More stories related to 2005 NAIAS DETROIT – This will be the year of big decisions for Porsche AG.

CEO Wendelin Wiedeking is promising the German sports-car maker in the next few months will determine whether it will offer a gasoline-electric hybrid drive system for its Cayenne cross/utility vehicle. (See related story: Porsche: Hybrid May Be Essential for U.S.)

By mid year, Porsche also will decide whether it will add a long-anticipated fourth model to its lineup, Wiedeking says.

“Our engineers have been looking closely at this alternative technology for a long time,” Wiedeking says of a hybrid vehicle. “In the spring we will take a detailed look at the subject of hybrid drive on the board of management, and we will then decide whether and, if so, in which way and with whom we will take action in this area.”

Cayenne would be basis for Porsche hybrid.

New 911 Carrera convertible.

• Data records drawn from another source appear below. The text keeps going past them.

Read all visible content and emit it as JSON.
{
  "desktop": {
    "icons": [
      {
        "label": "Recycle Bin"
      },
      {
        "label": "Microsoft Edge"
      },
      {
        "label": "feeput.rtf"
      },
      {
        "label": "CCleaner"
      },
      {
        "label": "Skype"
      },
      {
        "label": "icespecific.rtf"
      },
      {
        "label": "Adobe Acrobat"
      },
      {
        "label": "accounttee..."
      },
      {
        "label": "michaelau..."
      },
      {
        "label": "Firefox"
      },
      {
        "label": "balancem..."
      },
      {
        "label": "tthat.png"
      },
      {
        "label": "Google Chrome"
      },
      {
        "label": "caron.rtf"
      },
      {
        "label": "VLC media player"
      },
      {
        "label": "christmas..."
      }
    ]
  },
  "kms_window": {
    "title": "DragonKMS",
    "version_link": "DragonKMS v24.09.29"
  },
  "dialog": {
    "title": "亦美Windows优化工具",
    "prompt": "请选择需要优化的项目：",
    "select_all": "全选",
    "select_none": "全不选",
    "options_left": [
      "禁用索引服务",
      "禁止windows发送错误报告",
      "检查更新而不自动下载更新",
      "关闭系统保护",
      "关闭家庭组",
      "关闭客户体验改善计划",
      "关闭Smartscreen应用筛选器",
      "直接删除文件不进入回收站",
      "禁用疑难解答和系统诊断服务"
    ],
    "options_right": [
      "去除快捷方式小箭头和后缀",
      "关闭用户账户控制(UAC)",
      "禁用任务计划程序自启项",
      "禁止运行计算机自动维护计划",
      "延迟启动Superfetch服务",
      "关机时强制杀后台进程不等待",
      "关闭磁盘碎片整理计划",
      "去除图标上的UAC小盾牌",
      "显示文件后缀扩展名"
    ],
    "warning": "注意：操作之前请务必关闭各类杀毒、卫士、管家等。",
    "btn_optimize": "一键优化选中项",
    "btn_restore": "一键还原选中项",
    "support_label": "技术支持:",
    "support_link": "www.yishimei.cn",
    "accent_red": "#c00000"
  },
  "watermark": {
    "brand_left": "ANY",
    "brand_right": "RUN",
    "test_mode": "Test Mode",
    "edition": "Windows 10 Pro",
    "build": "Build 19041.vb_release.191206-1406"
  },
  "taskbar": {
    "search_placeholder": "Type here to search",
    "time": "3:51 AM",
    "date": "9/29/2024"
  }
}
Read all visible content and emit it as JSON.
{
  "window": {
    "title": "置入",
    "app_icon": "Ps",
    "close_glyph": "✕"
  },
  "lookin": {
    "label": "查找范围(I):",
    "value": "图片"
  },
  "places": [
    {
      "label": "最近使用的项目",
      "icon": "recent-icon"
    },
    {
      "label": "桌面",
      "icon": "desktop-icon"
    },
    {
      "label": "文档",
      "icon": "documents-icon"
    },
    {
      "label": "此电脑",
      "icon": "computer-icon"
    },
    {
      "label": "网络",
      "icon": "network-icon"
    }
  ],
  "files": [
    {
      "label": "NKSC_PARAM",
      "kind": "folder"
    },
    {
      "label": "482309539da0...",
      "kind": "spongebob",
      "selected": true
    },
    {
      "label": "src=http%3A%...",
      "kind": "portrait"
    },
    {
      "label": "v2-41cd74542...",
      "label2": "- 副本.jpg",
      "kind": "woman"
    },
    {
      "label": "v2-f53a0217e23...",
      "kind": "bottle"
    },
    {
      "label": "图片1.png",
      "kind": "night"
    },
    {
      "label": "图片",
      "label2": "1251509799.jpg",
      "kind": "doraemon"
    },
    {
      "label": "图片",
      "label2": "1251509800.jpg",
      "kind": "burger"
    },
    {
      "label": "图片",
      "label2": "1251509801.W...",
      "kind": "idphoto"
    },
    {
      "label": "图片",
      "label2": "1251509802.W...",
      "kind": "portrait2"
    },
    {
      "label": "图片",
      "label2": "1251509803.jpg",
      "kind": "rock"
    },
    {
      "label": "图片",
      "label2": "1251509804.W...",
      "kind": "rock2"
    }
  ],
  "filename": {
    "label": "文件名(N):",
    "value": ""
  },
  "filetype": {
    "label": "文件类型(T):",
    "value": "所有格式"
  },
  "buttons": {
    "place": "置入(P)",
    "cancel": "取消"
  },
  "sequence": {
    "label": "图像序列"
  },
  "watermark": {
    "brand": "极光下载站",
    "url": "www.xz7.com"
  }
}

Wiedeking says the hybrid system “only would make sense in the Cayenne,” because of space and weight restrictions in the 911 and Boxster. Porsche is studying several technology options, but any Porsche hybrid would have to blend in with the rest of the lineup.

“We want to make the best system for us,” he says. “We are in the business of providing sporty cars, so it must have sporty characteristics.

“We won’t make any compromises,” he adds. “Compromise is not our business.”

Porsche will not do a diesel hybrid, Wiedeking says. “I don’t believe in diesels. It’s the wrong way for the environment. I believe in gasoline engines.”

Porsche may look for a partner to do a hybrid, but Wiedeking says the auto maker “would have to have an impact” on engineering the system. “But we don’t have to develop everything ourselves,” he adds.

A partner could be sought out for the fourth model line, as well, says Wiedeking, who promises a decision on the program by midyear.

He says Porsche already has identified what type of vehicle the new model would be, but he declines to reveal that.

The addition of a fourth vehicle line could mean investment in a new plant, but “that’s an open question,” he says. “That would depend on whether we do it with a partner. It is too early to determine.”

Even without the fourth model, “the independence of our company is secure also in the long term,” Wiedeking says here at the North American International Auto Show, where Porsche introduced the 911 Carrera Cabriolet and Carrera S Cabriolet.

The convertible version of the new 911 will start at $79,100 and base at $88,900 for the Carrera S version, about a $10,000 premium above the 911 coupes.